"What we need is the licensing and the regulatory ability to be able to provide insurance to the EU customers that we have. Without access to the single market we are not going to be able to continue to do that for some of our business from London as we have done, traditionally, for many years."
Paul Everitt, chief executive, ADS aerospace and defence trade body:
"The Prime Minister has provided important clarity ahead of the triggering of Article 50 and the start of formal Brexit negotiations. ADS will continue to support government as it seeks to secure an ambitious agreement with our EU partners that delivers barrier-free access to trade, skills and simplified regulatory regimes.
"Securing the best deal for the UK and our EU partners will take time and it is essential that there are transitional arrangements in place to avoid disrupting closely integrated supply chains and damaging the UK's global competitiveness."
Carolyn Fairbairn, director-general, CBI:
"Today the prime minister changed the landscape. Ruling out membership of the Single Market has reduced options for maintaining a barrier-free trading relationship between the UK and the EU. But businesses will welcome the greater clarity and the ambition to create a more prosperous, open and global Britain, with the freest possible trade between the UK and the EU.
"The pressure is now on to deliver these objectives and achieve a smooth and orderly exit. Businesses want to make a success of Brexit but will be concerned about falling back on damaging WTO rules."
Prof Kevin Dowd, member of Economists for Brexit:
"We strongly welcome Theresa May's announcement that the UK will leave the Single Market and will not participate in the customs union in its current form. Leaving this protectionist union is the only way for the UK to maximise the economic benefits of leaving the EU, which, through the right policies, we estimate will deliver a 4% GDP Brexit dividend and will lead to consumer prices falling by 8%.
"In order to deliver this maximum economic benefit, it is crucial that the UK achieves a position of tariff free trade across the world as swiftly as possible, whilst avoiding a tit-for-tat tariff war with the EU which will harm consumers and postpone Brexit's economic benefits."
Terry Scuoler, chief executive, EEF manufacturers' organisation:
"In order for the government to lay the foundations of a globally competitive Britain, it must bring forward a clear and far-reaching industrial strategy that will enable businesses to seize the many expected opportunities the prime minister believes will arise after we leave the EU.
"In the end it's the detail of the final agreement that will matter and it is important that this will be open to parliamentary scrutiny.
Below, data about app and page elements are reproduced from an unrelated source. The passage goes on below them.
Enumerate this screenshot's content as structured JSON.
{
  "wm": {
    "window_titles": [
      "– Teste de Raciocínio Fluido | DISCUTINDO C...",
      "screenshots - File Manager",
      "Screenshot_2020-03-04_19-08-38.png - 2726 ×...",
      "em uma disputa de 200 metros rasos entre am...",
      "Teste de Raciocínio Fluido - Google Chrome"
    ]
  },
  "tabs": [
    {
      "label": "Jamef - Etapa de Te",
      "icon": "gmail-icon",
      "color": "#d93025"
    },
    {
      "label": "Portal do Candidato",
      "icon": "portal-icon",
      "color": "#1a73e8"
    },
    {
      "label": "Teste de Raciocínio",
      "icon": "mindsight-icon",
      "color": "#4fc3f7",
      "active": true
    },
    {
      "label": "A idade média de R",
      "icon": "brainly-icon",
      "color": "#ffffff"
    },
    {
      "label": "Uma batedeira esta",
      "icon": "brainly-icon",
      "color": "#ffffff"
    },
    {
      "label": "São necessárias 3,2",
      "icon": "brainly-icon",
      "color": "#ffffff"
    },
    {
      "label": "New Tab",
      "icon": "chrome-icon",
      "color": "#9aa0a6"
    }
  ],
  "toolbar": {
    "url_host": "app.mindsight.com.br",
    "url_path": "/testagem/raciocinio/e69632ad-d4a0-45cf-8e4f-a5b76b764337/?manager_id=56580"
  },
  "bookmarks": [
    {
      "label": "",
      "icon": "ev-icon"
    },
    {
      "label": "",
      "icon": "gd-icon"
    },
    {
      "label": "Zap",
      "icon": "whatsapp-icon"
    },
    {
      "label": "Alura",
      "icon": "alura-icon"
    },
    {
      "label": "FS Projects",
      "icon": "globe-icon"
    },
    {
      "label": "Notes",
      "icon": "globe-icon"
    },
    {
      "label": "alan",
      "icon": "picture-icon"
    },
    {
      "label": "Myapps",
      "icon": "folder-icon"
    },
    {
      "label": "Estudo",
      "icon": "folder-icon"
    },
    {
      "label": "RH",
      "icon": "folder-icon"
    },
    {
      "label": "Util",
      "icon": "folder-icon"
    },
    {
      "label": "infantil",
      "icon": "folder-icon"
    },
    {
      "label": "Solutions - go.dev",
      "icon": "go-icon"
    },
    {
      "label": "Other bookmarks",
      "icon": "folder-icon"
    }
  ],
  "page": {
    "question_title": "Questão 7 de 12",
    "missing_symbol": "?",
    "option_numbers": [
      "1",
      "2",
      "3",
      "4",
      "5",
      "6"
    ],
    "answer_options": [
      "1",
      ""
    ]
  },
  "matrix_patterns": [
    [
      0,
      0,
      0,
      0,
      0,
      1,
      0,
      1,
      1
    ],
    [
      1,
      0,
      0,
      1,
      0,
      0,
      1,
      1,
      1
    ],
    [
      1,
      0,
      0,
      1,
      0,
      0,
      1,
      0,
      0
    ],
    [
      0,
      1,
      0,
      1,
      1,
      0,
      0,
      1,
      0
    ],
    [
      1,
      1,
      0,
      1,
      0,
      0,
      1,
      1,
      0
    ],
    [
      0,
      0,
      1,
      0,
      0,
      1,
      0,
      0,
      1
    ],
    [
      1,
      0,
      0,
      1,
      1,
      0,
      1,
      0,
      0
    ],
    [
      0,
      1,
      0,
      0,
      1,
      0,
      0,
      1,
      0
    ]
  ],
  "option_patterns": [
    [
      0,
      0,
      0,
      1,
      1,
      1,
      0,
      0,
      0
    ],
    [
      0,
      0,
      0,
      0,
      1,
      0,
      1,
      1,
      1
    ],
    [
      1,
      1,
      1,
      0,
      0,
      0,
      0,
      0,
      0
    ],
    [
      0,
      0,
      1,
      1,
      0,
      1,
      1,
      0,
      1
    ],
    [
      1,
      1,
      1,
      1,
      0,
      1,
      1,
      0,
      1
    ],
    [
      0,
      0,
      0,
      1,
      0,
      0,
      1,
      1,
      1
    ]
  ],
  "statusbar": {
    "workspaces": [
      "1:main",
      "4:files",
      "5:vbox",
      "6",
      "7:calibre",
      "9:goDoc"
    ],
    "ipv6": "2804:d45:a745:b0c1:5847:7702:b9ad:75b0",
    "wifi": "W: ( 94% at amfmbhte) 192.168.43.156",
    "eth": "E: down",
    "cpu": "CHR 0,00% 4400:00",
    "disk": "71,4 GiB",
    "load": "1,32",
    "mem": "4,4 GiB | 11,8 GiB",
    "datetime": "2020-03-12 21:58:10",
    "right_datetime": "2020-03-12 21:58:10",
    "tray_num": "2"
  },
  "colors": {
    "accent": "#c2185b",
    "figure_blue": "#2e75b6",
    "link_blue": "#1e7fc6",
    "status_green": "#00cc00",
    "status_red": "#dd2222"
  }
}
Parliament and business will want to see a very clear, evidence-based plan to ensure the UK economy avoids collateral damage arising from our departure."
Mike Hawes, chief executive, SMMT car industry body:
"The recognition by the prime minister of the importance of single market arrangements for the automotive sector is critical. We need government to deliver a deal which includes participation in the customs union to help safeguard EU trade, trade that is tariff-free and avoids the non-tariff and regulatory barriers that would jeopardise investment, growth and consumer choice.
"Achieving this will not be easy and we must, at all costs, avoid a cliff-edge and reversion to WTO tariffs, which would threaten the viability of the industry."
Danny McCoy, chief executive, Ibec Irish business trade group:
"This is an aggressive move by the UK, showing little regard for our trading relationship and for relations with other EU member states. Theresa May has signalled a change to the UK business model, away from a collective European rules-based approach, towards a more nationalistic, isolated stance.
"This is likely to lead to a protracted and unwelcome period of uncertainty and instability for business. Ireland is uniquely exposed to the risks given out deep economic ties with the UK."